EXERCISE DIRECTIONS — How many of the lines below hold "icon"? Only the number, please.

Stored entries —
● ● ●

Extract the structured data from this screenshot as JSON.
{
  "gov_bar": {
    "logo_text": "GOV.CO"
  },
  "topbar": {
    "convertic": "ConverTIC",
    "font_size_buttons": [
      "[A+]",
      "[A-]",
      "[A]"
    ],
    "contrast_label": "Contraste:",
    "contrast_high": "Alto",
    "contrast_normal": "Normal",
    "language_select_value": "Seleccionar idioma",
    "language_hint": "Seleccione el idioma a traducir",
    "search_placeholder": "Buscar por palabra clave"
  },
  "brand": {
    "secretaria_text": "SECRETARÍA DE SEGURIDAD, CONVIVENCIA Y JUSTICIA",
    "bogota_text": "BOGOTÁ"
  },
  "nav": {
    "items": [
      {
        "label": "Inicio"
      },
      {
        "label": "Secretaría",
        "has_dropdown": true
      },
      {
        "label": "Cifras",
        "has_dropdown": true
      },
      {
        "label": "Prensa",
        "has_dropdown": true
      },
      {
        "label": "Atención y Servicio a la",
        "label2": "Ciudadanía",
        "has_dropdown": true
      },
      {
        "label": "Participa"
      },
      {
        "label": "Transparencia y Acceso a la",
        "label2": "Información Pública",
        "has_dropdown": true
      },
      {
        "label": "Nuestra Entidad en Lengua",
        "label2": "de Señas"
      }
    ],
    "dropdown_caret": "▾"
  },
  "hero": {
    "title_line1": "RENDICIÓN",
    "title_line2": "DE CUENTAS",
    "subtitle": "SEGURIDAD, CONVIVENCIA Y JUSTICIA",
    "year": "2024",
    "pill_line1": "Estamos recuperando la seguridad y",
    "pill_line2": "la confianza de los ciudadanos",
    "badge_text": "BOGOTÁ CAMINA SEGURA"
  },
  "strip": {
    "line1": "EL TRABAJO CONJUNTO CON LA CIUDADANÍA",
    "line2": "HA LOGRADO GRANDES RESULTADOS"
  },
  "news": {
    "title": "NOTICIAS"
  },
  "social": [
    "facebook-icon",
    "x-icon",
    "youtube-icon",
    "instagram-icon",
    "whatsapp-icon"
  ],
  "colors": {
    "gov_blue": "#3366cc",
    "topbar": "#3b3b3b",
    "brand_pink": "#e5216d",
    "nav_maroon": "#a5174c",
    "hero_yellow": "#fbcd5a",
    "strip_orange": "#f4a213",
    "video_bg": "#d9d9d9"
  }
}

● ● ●

COMPLETED TASK — 5